(Source records)
.....

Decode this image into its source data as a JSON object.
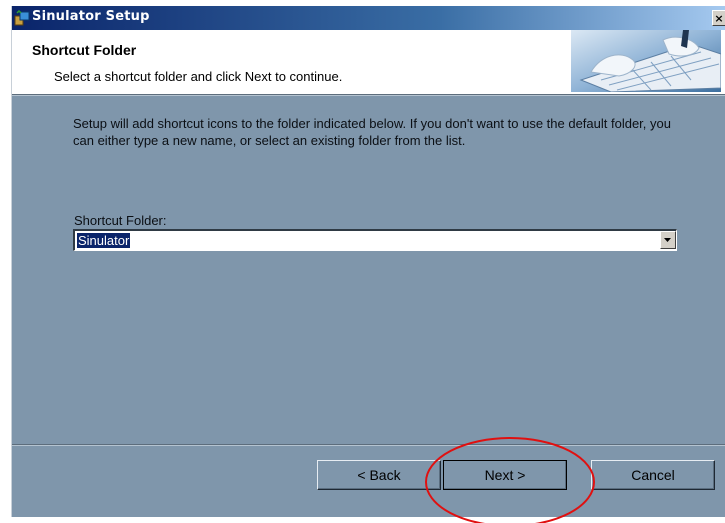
{
  "window": {
    "title": "Sinulator Setup",
    "close_glyph": "×",
    "app_icon": "setup-installer-icon"
  },
  "banner": {
    "title": "Shortcut Folder",
    "subtitle": "Select a shortcut folder and click Next to continue.",
    "graphic": "keyboard-hands-graphic"
  },
  "body": {
    "intro": "Setup will add shortcut icons to the folder indicated below. If you don't want to use the default folder, you can either type a new name, or select an existing folder from the list.",
    "folder_label": "Shortcut Folder:",
    "folder_value": "Sinulator"
  },
  "buttons": {
    "back": "< Back",
    "next": "Next >",
    "cancel": "Cancel"
  },
  "colors": {
    "dialog_bg": "#7f96ab",
    "titlebar_start": "#0a246a",
    "selection": "#0a246a",
    "annotation": "#e01010"
  }
}
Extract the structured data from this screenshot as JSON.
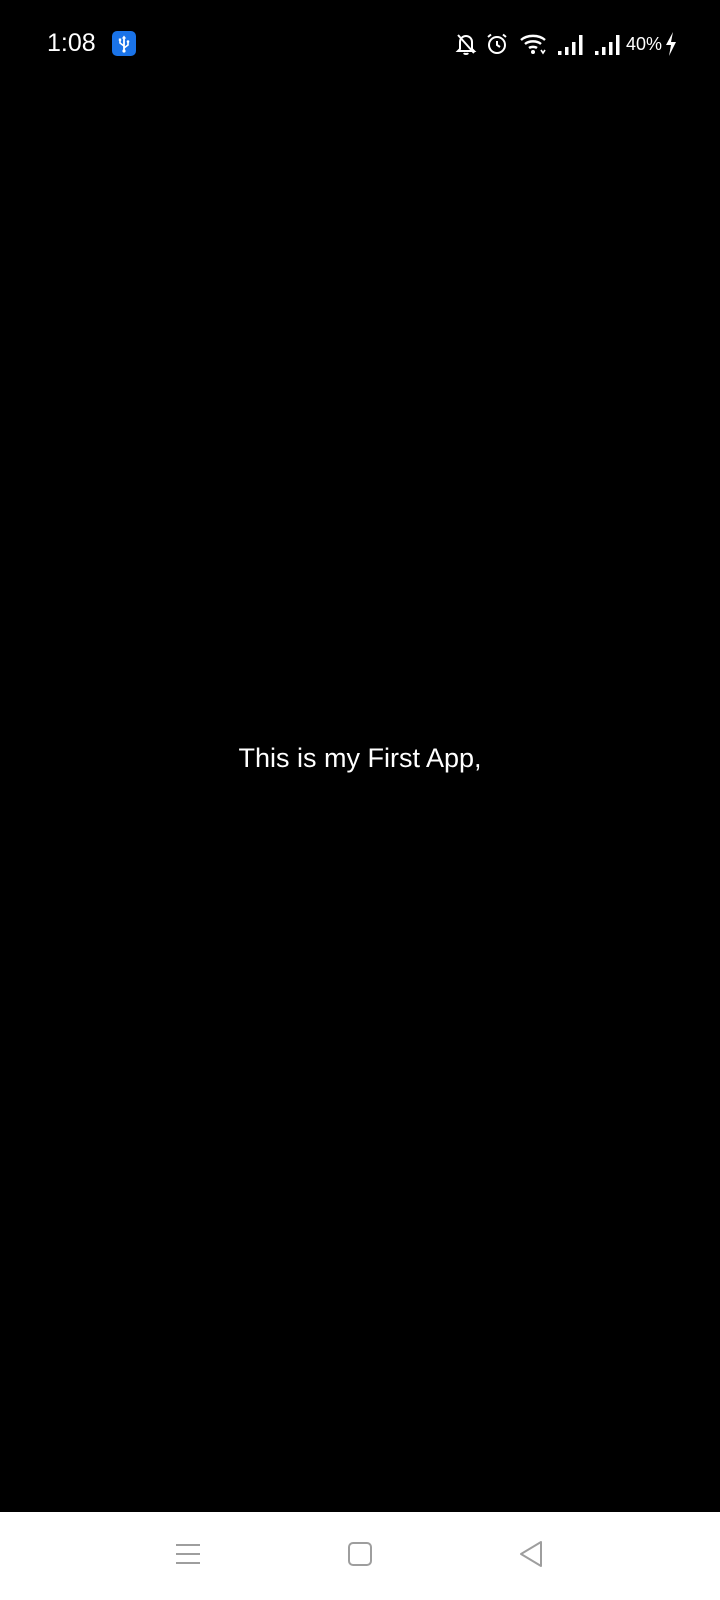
{
  "status_bar": {
    "time": "1:08",
    "battery": "40%",
    "usb_badge_color": "#1a73e8",
    "icons": [
      "usb-debug-icon",
      "bell-off-icon",
      "alarm-icon",
      "wifi-icon",
      "signal-icon",
      "signal-icon",
      "battery-charging-icon"
    ]
  },
  "main": {
    "text": "This is my First App,"
  },
  "nav_bar": {
    "background": "#ffffff",
    "icon_color": "#9e9e9e",
    "buttons": [
      "recent-apps-icon",
      "home-icon",
      "back-icon"
    ]
  }
}
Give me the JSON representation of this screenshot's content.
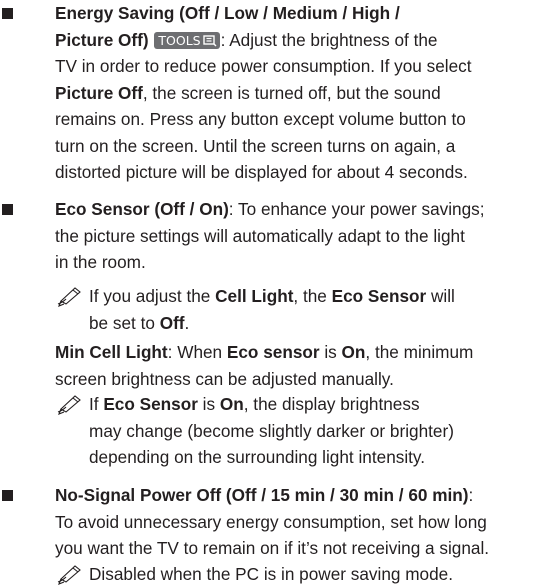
{
  "energy_saving": {
    "heading_line1": "Energy Saving (Off / Low / Medium / High /",
    "heading_line2": "Picture Off)",
    "tools_badge": "TOOLS",
    "line2_rest": ": Adjust the brightness of the",
    "line3": "TV in order to reduce power consumption. If you select",
    "line4_bold": "Picture Off",
    "line4_rest": ", the screen is turned off, but the sound",
    "line5": "remains on. Press any button except volume button to",
    "line6": "turn on the screen. Until the screen turns on again, a",
    "line7": "distorted picture will be displayed for about 4 seconds."
  },
  "eco_sensor": {
    "heading": "Eco Sensor (Off / On)",
    "line1_rest": ": To enhance your power savings;",
    "line2": "the picture settings will automatically adapt to the light",
    "line3": "in the room.",
    "note_prefix": "If you adjust the ",
    "note_bold1": "Cell Light",
    "note_mid": ", the ",
    "note_bold2": "Eco Sensor",
    "note_suffix": " will",
    "note_line2_prefix": "be set to ",
    "note_line2_bold": "Off",
    "note_line2_suffix": "."
  },
  "min_cell_light": {
    "heading": "Min Cell Light",
    "t1": ": When ",
    "b1": "Eco sensor",
    "t2": " is ",
    "b2": "On",
    "t3": ", the minimum",
    "line2": "screen brightness can be adjusted manually.",
    "note_t1": "If ",
    "note_b1": "Eco Sensor",
    "note_t2": " is ",
    "note_b2": "On",
    "note_t3": ", the display brightness",
    "note_line2": "may change (become slightly darker or brighter)",
    "note_line3": "depending on the surrounding light intensity."
  },
  "no_signal": {
    "heading": "No-Signal Power Off (Off / 15 min / 30 min / 60 min)",
    "heading_colon": ":",
    "line2": "To avoid unnecessary energy consumption, set how long",
    "line3": "you want the TV to remain on if it’s not receiving a signal.",
    "note": "Disabled when the PC is in power saving mode."
  },
  "icons": {
    "bullet": "square-bullet-icon",
    "note": "note-pencil-icon",
    "tools": "tools-remote-icon"
  },
  "colors": {
    "text": "#231f20",
    "tools_badge_bg": "#6d6e71"
  }
}
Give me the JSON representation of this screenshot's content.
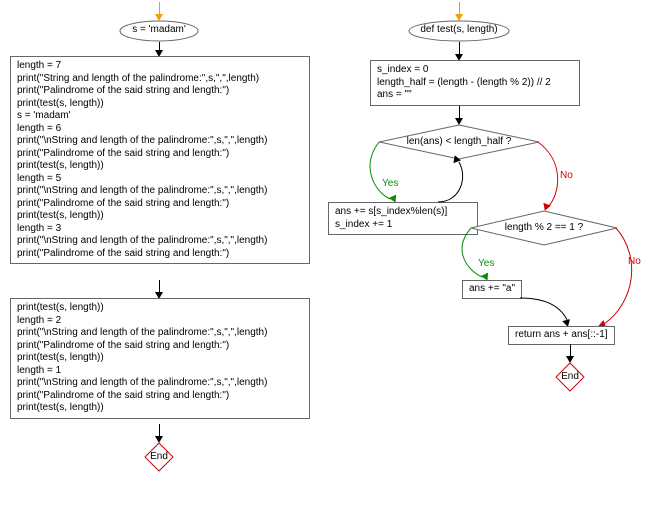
{
  "left": {
    "start_label": "s = 'madam'",
    "block1_lines": [
      "length = 7",
      "print(\"String and length of the palindrome:\",s,\",\",length)",
      "print(\"Palindrome of the said string and length:\")",
      "print(test(s, length))",
      "s = 'madam'",
      "length = 6",
      "print(\"\\nString and length of the palindrome:\",s,\",\",length)",
      "print(\"Palindrome of the said string and length:\")",
      "print(test(s, length))",
      "length = 5",
      "print(\"\\nString and length of the palindrome:\",s,\",\",length)",
      "print(\"Palindrome of the said string and length:\")",
      "print(test(s, length))",
      "length = 3",
      "print(\"\\nString and length of the palindrome:\",s,\",\",length)",
      "print(\"Palindrome of the said string and length:\")"
    ],
    "block2_lines": [
      "print(test(s, length))",
      "length = 2",
      "print(\"\\nString and length of the palindrome:\",s,\",\",length)",
      "print(\"Palindrome of the said string and length:\")",
      "print(test(s, length))",
      "length = 1",
      "print(\"\\nString and length of the palindrome:\",s,\",\",length)",
      "print(\"Palindrome of the said string and length:\")",
      "print(test(s, length))"
    ],
    "end_label": "End"
  },
  "right": {
    "start_label": "def test(s, length)",
    "init_lines": [
      "s_index = 0",
      "length_half = (length - (length % 2)) // 2",
      "ans = \"\""
    ],
    "cond1": "len(ans) < length_half ?",
    "cond1_yes_label": "Yes",
    "cond1_no_label": "No",
    "loop_body_lines": [
      "ans += s[s_index%len(s)]",
      "s_index += 1"
    ],
    "cond2": "length % 2 == 1 ?",
    "cond2_yes_label": "Yes",
    "cond2_no_label": "No",
    "append_a": "ans += \"a\"",
    "return_line": "return ans + ans[::-1]",
    "end_label": "End"
  }
}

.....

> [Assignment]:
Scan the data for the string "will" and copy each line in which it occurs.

> [Output of the exercise]:
    "intro": "Setup will add shortcut icons to the folder indicated below. If you don't want to use the default folder, you can either type a new name, or select an existing folder from the list.",
    "line7": "distorted picture will be displayed for about 4 seconds."
    "line2": "the picture settings will automatically adapt to the light",
    "note_suffix": " will",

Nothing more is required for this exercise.